Entries from a dataset of interfaces:
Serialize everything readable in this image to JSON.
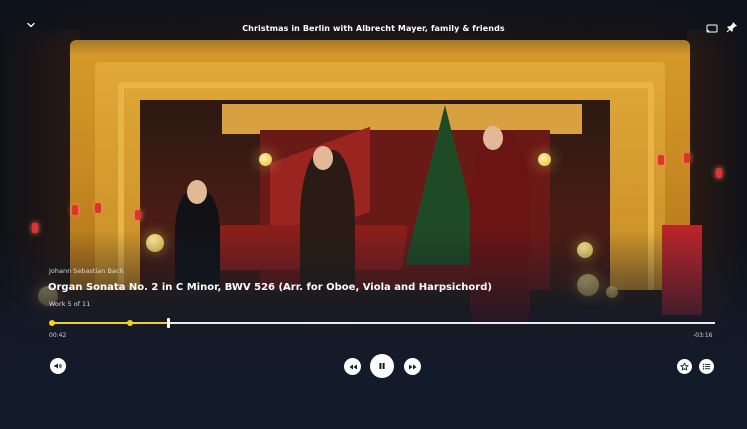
{
  "header": {
    "title": "Christmas in Berlin with Albrecht Mayer, family & friends",
    "collapse_icon": "chevron-down-icon",
    "cast_icon": "cast-icon",
    "pin_icon": "pin-icon"
  },
  "track": {
    "composer": "Johann Sebastian Bach",
    "title": "Organ Sonata No. 2 in C Minor, BWV 526 (Arr. for Oboe, Viola and Harpsichord)",
    "position": "Work 5 of 11"
  },
  "progress": {
    "elapsed": "00:42",
    "remaining": "-03:16",
    "played_fraction": 0.176
  },
  "controls": {
    "volume_icon": "volume-icon",
    "previous_icon": "previous-icon",
    "pause_icon": "pause-icon",
    "next_icon": "next-icon",
    "favorite_icon": "star-icon",
    "queue_icon": "list-icon"
  },
  "colors": {
    "background": "#131a2a",
    "accent": "#f2d21c",
    "text": "#ffffff"
  }
}
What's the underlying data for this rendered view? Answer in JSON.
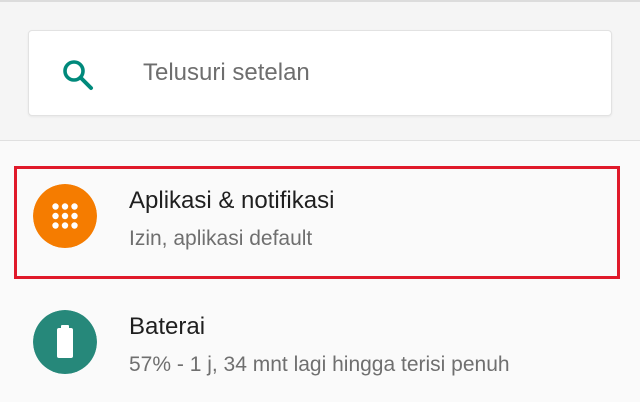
{
  "search": {
    "placeholder": "Telusuri setelan",
    "icon": "search-icon",
    "icon_color": "#00897b"
  },
  "settings_items": [
    {
      "title": "Aplikasi & notifikasi",
      "subtitle": "Izin, aplikasi default",
      "icon": "apps-grid-icon",
      "icon_color": "#f57c00",
      "highlighted": true,
      "highlight_color": "#e0192a"
    },
    {
      "title": "Baterai",
      "subtitle": "57% - 1 j, 34 mnt lagi hingga terisi penuh",
      "icon": "battery-icon",
      "icon_color": "#26887a"
    }
  ]
}
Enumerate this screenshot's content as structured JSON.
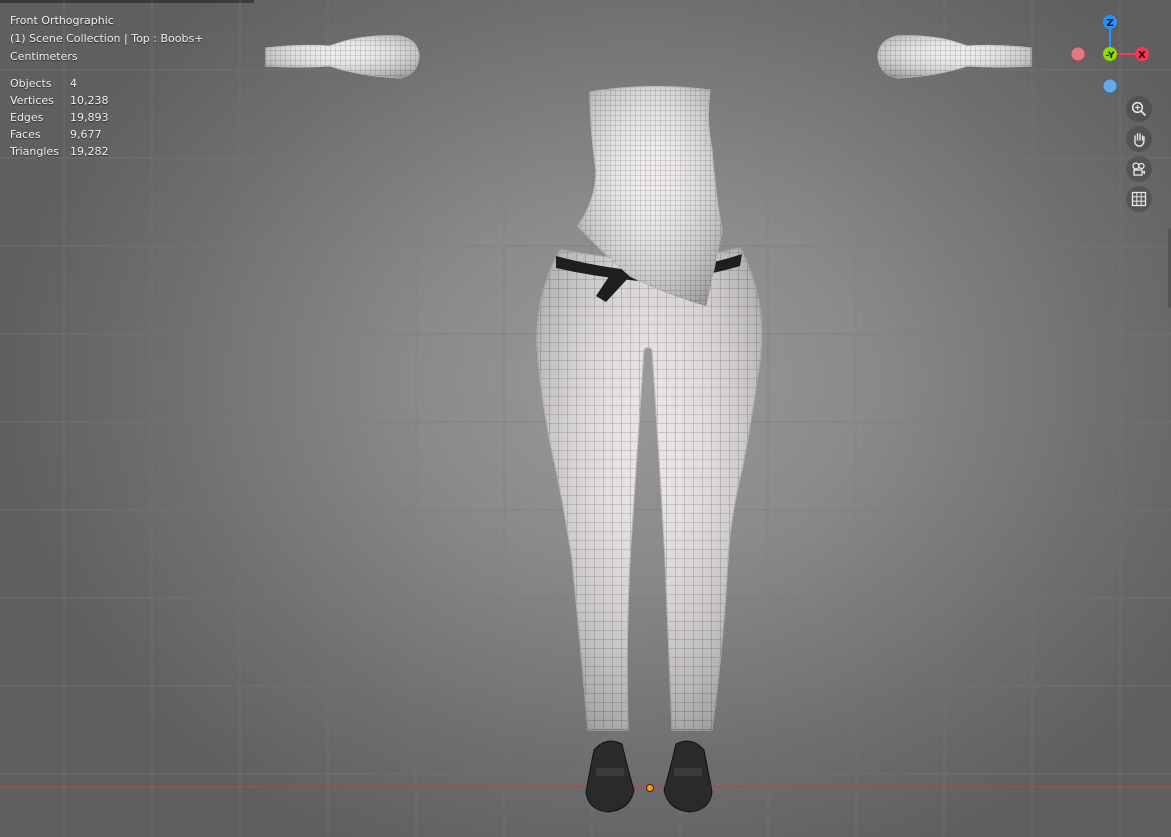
{
  "viewport": {
    "view_name": "Front Orthographic",
    "collection_line": "(1) Scene Collection | Top : Boobs+",
    "units": "Centimeters"
  },
  "stats": [
    {
      "label": "Objects",
      "value": "4"
    },
    {
      "label": "Vertices",
      "value": "10,238"
    },
    {
      "label": "Edges",
      "value": "19,893"
    },
    {
      "label": "Faces",
      "value": "9,677"
    },
    {
      "label": "Triangles",
      "value": "19,282"
    }
  ],
  "gizmo": {
    "z_label": "Z",
    "y_label": "-Y",
    "x_label": "X",
    "colors": {
      "x": "#ff3352",
      "y": "#8bdc00",
      "z": "#2890ff"
    }
  },
  "nav_icons": [
    "zoom-icon",
    "hand-pan-icon",
    "camera-view-icon",
    "grid-ortho-icon"
  ],
  "colors": {
    "axis_line": "#c0403e",
    "origin": "#ff9c1a"
  }
}
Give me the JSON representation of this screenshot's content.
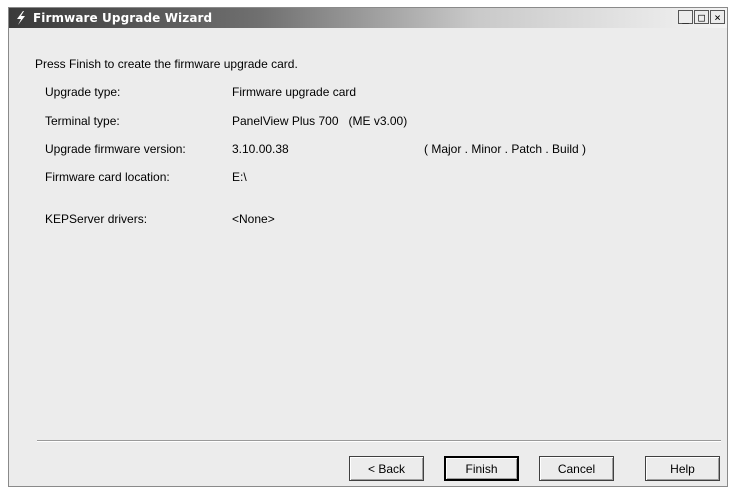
{
  "window": {
    "title": "Firmware Upgrade Wizard",
    "icon": "lightning-icon",
    "controls": {
      "minimize": "_",
      "maximize": "□",
      "close": "×"
    }
  },
  "intro": "Press Finish to create the firmware upgrade card.",
  "fields": [
    {
      "label": "Upgrade type:",
      "value": "Firmware upgrade card"
    },
    {
      "label": "Terminal type:",
      "value": "PanelView Plus 700   (ME v3.00)"
    },
    {
      "label": "Upgrade firmware version:",
      "value": "3.10.00.38",
      "note": "( Major . Minor . Patch . Build )"
    },
    {
      "label": "Firmware card location:",
      "value": "E:\\"
    },
    {
      "label": "KEPServer drivers:",
      "value": "<None>"
    }
  ],
  "buttons": {
    "back": "< Back",
    "finish": "Finish",
    "cancel": "Cancel",
    "help": "Help"
  }
}
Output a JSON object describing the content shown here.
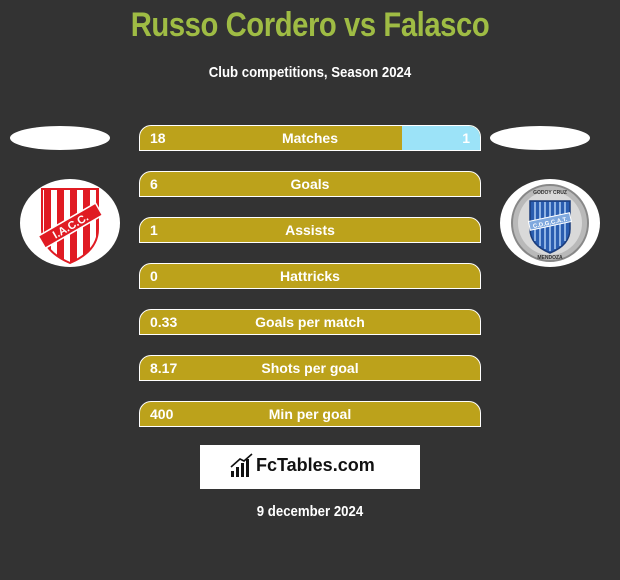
{
  "header": {
    "title": "Russo Cordero vs Falasco",
    "subtitle": "Club competitions, Season 2024"
  },
  "teams": {
    "left": {
      "name": "I.A.C.C.",
      "logo": "iacc-crest-icon"
    },
    "right": {
      "name": "Godoy Cruz",
      "logo": "godoy-cruz-crest-icon",
      "crest_top": "GODOY CRUZ",
      "crest_mid": "C.D.G.C.A.T.",
      "crest_bottom": "MENDOZA"
    }
  },
  "colors": {
    "title": "#9fbc44",
    "left_bar": "#bca21b",
    "right_bar": "#9ce3f8",
    "background": "#333333"
  },
  "stats": [
    {
      "label": "Matches",
      "left": "18",
      "right": "1",
      "right_share": 0.23
    },
    {
      "label": "Goals",
      "left": "6",
      "right": "",
      "right_share": 0
    },
    {
      "label": "Assists",
      "left": "1",
      "right": "",
      "right_share": 0
    },
    {
      "label": "Hattricks",
      "left": "0",
      "right": "",
      "right_share": 0
    },
    {
      "label": "Goals per match",
      "left": "0.33",
      "right": "",
      "right_share": 0
    },
    {
      "label": "Shots per goal",
      "left": "8.17",
      "right": "",
      "right_share": 0
    },
    {
      "label": "Min per goal",
      "left": "400",
      "right": "",
      "right_share": 0
    }
  ],
  "brand": {
    "name": "FcTables.com",
    "icon": "bar-chart-icon"
  },
  "date": "9 december 2024"
}
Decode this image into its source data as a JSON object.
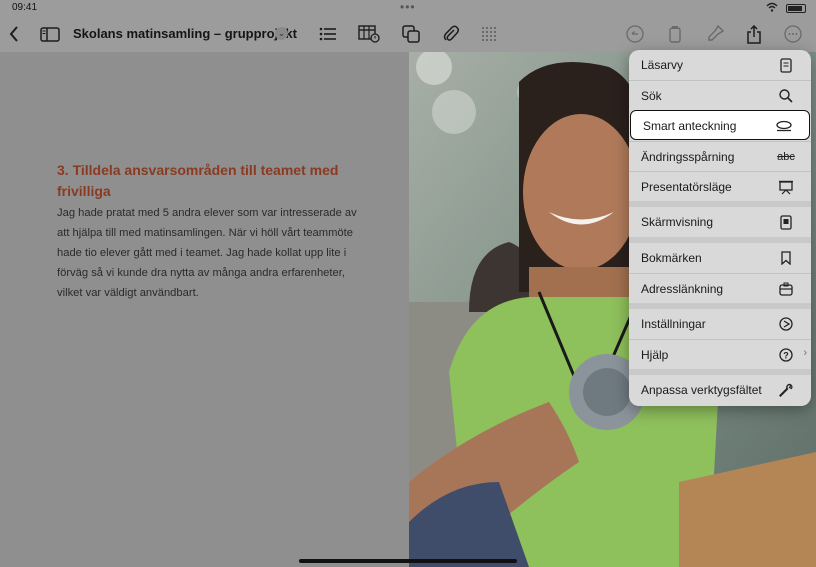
{
  "status": {
    "time": "09:41"
  },
  "document": {
    "title": "Skolans matinsamling – grupprojekt",
    "heading": "3. Tilldela ansvarsområden till teamet med frivilliga",
    "body": "Jag hade pratat med 5 andra elever som var intresserade av att hjälpa till med matinsamlingen. När vi höll vårt teammöte hade tio elever gått med i teamet. Jag hade kollat upp lite i förväg så vi kunde dra nytta av många andra erfarenheter, vilket var väldigt användbart."
  },
  "menu": {
    "items": [
      {
        "label": "Läsarvy",
        "icon": "reader-view-icon"
      },
      {
        "label": "Sök",
        "icon": "search-icon"
      },
      {
        "label": "Smart anteckning",
        "icon": "smart-annotation-icon",
        "selected": true
      },
      {
        "label": "Ändringsspårning",
        "icon": "strikethrough-abc-icon",
        "icon_text": "abc"
      },
      {
        "label": "Presentatörsläge",
        "icon": "presenter-icon"
      },
      {
        "label": "Skärmvisning",
        "icon": "screen-view-icon"
      },
      {
        "label": "Bokmärken",
        "icon": "bookmark-icon"
      },
      {
        "label": "Adresslänkning",
        "icon": "link-address-icon"
      },
      {
        "label": "Inställningar",
        "icon": "settings-icon"
      },
      {
        "label": "Hjälp",
        "icon": "help-icon"
      },
      {
        "label": "Anpassa verktygsfältet",
        "icon": "wrench-icon"
      }
    ]
  }
}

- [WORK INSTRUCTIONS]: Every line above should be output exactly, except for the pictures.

- [WRITTEN ANSWER]:
Serialize everything readable in this image to JSON.
{
  "header": {
    "title": "Christmas in Berlin with Albrecht Mayer, family & friends",
    "collapse_icon": "chevron-down-icon",
    "cast_icon": "cast-icon",
    "pin_icon": "pin-icon"
  },
  "track": {
    "composer": "Johann Sebastian Bach",
    "title": "Organ Sonata No. 2 in C Minor, BWV 526 (Arr. for Oboe, Viola and Harpsichord)",
    "position": "Work 5 of 11"
  },
  "progress": {
    "elapsed": "00:42",
    "remaining": "-03:16",
    "played_fraction": 0.176
  },
  "controls": {
    "volume_icon": "volume-icon",
    "previous_icon": "previous-icon",
    "pause_icon": "pause-icon",
    "next_icon": "next-icon",
    "favorite_icon": "star-icon",
    "queue_icon": "list-icon"
  },
  "colors": {
    "background": "#131a2a",
    "accent": "#f2d21c",
    "text": "#ffffff"
  }
}
What's the underlying data for this rendered view? Answer in JSON.
{
  "search": {
    "placeholder": "Telusuri setelan",
    "icon": "search-icon",
    "icon_color": "#00897b"
  },
  "settings_items": [
    {
      "title": "Aplikasi & notifikasi",
      "subtitle": "Izin, aplikasi default",
      "icon": "apps-grid-icon",
      "icon_color": "#f57c00",
      "highlighted": true,
      "highlight_color": "#e0192a"
    },
    {
      "title": "Baterai",
      "subtitle": "57% - 1 j, 34 mnt lagi hingga terisi penuh",
      "icon": "battery-icon",
      "icon_color": "#26887a"
    }
  ]
}
Enumerate this screenshot's content as structured JSON.
{
  "viewport": {
    "view_name": "Front Orthographic",
    "collection_line": "(1) Scene Collection | Top : Boobs+",
    "units": "Centimeters"
  },
  "stats": [
    {
      "label": "Objects",
      "value": "4"
    },
    {
      "label": "Vertices",
      "value": "10,238"
    },
    {
      "label": "Edges",
      "value": "19,893"
    },
    {
      "label": "Faces",
      "value": "9,677"
    },
    {
      "label": "Triangles",
      "value": "19,282"
    }
  ],
  "gizmo": {
    "z_label": "Z",
    "y_label": "-Y",
    "x_label": "X",
    "colors": {
      "x": "#ff3352",
      "y": "#8bdc00",
      "z": "#2890ff"
    }
  },
  "nav_icons": [
    "zoom-icon",
    "hand-pan-icon",
    "camera-view-icon",
    "grid-ortho-icon"
  ],
  "colors": {
    "axis_line": "#c0403e",
    "origin": "#ff9c1a"
  }
}
Give me the JSON representation of this screenshot's content.
{
  "window": {
    "title": "Firmware Upgrade Wizard",
    "icon": "lightning-icon",
    "controls": {
      "minimize": "_",
      "maximize": "□",
      "close": "×"
    }
  },
  "intro": "Press Finish to create the firmware upgrade card.",
  "fields": [
    {
      "label": "Upgrade type:",
      "value": "Firmware upgrade card"
    },
    {
      "label": "Terminal type:",
      "value": "PanelView Plus 700   (ME v3.00)"
    },
    {
      "label": "Upgrade firmware version:",
      "value": "3.10.00.38",
      "note": "( Major . Minor . Patch . Build )"
    },
    {
      "label": "Firmware card location:",
      "value": "E:\\"
    },
    {
      "label": "KEPServer drivers:",
      "value": "<None>"
    }
  ],
  "buttons": {
    "back": "< Back",
    "finish": "Finish",
    "cancel": "Cancel",
    "help": "Help"
  }
}
Output a JSON object describing the content shown here.
{
  "header": {
    "title": "Russo Cordero vs Falasco",
    "subtitle": "Club competitions, Season 2024"
  },
  "teams": {
    "left": {
      "name": "I.A.C.C.",
      "logo": "iacc-crest-icon"
    },
    "right": {
      "name": "Godoy Cruz",
      "logo": "godoy-cruz-crest-icon",
      "crest_top": "GODOY CRUZ",
      "crest_mid": "C.D.G.C.A.T.",
      "crest_bottom": "MENDOZA"
    }
  },
  "colors": {
    "title": "#9fbc44",
    "left_bar": "#bca21b",
    "right_bar": "#9ce3f8",
    "background": "#333333"
  },
  "stats": [
    {
      "label": "Matches",
      "left": "18",
      "right": "1",
      "right_share": 0.23
    },
    {
      "label": "Goals",
      "left": "6",
      "right": "",
      "right_share": 0
    },
    {
      "label": "Assists",
      "left": "1",
      "right": "",
      "right_share": 0
    },
    {
      "label": "Hattricks",
      "left": "0",
      "right": "",
      "right_share": 0
    },
    {
      "label": "Goals per match",
      "left": "0.33",
      "right": "",
      "right_share": 0
    },
    {
      "label": "Shots per goal",
      "left": "8.17",
      "right": "",
      "right_share": 0
    },
    {
      "label": "Min per goal",
      "left": "400",
      "right": "",
      "right_share": 0
    }
  ],
  "brand": {
    "name": "FcTables.com",
    "icon": "bar-chart-icon"
  },
  "date": "9 december 2024"
}
Decode this image into its source data as a JSON object.
{
  "status": {
    "time": "09:41"
  },
  "document": {
    "title": "Skolans matinsamling – grupprojekt",
    "heading": "3. Tilldela ansvarsområden till teamet med frivilliga",
    "body": "Jag hade pratat med 5 andra elever som var intresserade av att hjälpa till med matinsamlingen. När vi höll vårt teammöte hade tio elever gått med i teamet. Jag hade kollat upp lite i förväg så vi kunde dra nytta av många andra erfarenheter, vilket var väldigt användbart."
  },
  "menu": {
    "items": [
      {
        "label": "Läsarvy",
        "icon": "reader-view-icon"
      },
      {
        "label": "Sök",
        "icon": "search-icon"
      },
      {
        "label": "Smart anteckning",
        "icon": "smart-annotation-icon",
        "selected": true
      },
      {
        "label": "Ändringsspårning",
        "icon": "strikethrough-abc-icon",
        "icon_text": "abc"
      },
      {
        "label": "Presentatörsläge",
        "icon": "presenter-icon"
      },
      {
        "label": "Skärmvisning",
        "icon": "screen-view-icon"
      },
      {
        "label": "Bokmärken",
        "icon": "bookmark-icon"
      },
      {
        "label": "Adresslänkning",
        "icon": "link-address-icon"
      },
      {
        "label": "Inställningar",
        "icon": "settings-icon"
      },
      {
        "label": "Hjälp",
        "icon": "help-icon"
      },
      {
        "label": "Anpassa verktygsfältet",
        "icon": "wrench-icon"
      }
    ]
  }
}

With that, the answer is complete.